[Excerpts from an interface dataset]
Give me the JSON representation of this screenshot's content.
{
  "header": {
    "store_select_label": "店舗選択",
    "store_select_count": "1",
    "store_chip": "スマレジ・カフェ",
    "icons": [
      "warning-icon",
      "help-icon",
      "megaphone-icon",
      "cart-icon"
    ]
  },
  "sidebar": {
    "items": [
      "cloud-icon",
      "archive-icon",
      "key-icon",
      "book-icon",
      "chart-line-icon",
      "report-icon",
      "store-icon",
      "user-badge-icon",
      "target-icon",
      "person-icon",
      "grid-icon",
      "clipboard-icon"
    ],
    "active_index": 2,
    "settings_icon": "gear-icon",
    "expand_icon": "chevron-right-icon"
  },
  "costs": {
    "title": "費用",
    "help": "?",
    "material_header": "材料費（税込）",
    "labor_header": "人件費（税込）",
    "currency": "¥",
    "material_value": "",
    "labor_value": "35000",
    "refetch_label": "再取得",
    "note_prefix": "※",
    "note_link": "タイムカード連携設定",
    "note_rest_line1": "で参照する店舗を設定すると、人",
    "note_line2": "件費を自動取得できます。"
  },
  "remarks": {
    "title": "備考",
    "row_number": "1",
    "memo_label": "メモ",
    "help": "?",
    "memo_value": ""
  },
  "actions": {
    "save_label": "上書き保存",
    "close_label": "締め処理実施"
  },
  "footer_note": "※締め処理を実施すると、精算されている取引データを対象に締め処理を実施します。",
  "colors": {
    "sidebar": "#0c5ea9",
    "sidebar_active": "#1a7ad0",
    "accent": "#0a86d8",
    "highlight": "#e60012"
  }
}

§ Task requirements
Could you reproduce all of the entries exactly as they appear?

§ Your solution
Give me the JSON representation of this screenshot's content.
{
  "header": {
    "store_select_label": "店舗選択",
    "store_select_count": "1",
    "store_chip": "スマレジ・カフェ",
    "icons": [
      "warning-icon",
      "help-icon",
      "megaphone-icon",
      "cart-icon"
    ]
  },
  "sidebar": {
    "items": [
      "cloud-icon",
      "archive-icon",
      "key-icon",
      "book-icon",
      "chart-line-icon",
      "report-icon",
      "store-icon",
      "user-badge-icon",
      "target-icon",
      "person-icon",
      "grid-icon",
      "clipboard-icon"
    ],
    "active_index": 2,
    "settings_icon": "gear-icon",
    "expand_icon": "chevron-right-icon"
  },
  "costs": {
    "title": "費用",
    "help": "?",
    "material_header": "材料費（税込）",
    "labor_header": "人件費（税込）",
    "currency": "¥",
    "material_value": "",
    "labor_value": "35000",
    "refetch_label": "再取得",
    "note_prefix": "※",
    "note_link": "タイムカード連携設定",
    "note_rest_line1": "で参照する店舗を設定すると、人",
    "note_line2": "件費を自動取得できます。"
  },
  "remarks": {
    "title": "備考",
    "row_number": "1",
    "memo_label": "メモ",
    "help": "?",
    "memo_value": ""
  },
  "actions": {
    "save_label": "上書き保存",
    "close_label": "締め処理実施"
  },
  "footer_note": "※締め処理を実施すると、精算されている取引データを対象に締め処理を実施します。",
  "colors": {
    "sidebar": "#0c5ea9",
    "sidebar_active": "#1a7ad0",
    "accent": "#0a86d8",
    "highlight": "#e60012"
  }
}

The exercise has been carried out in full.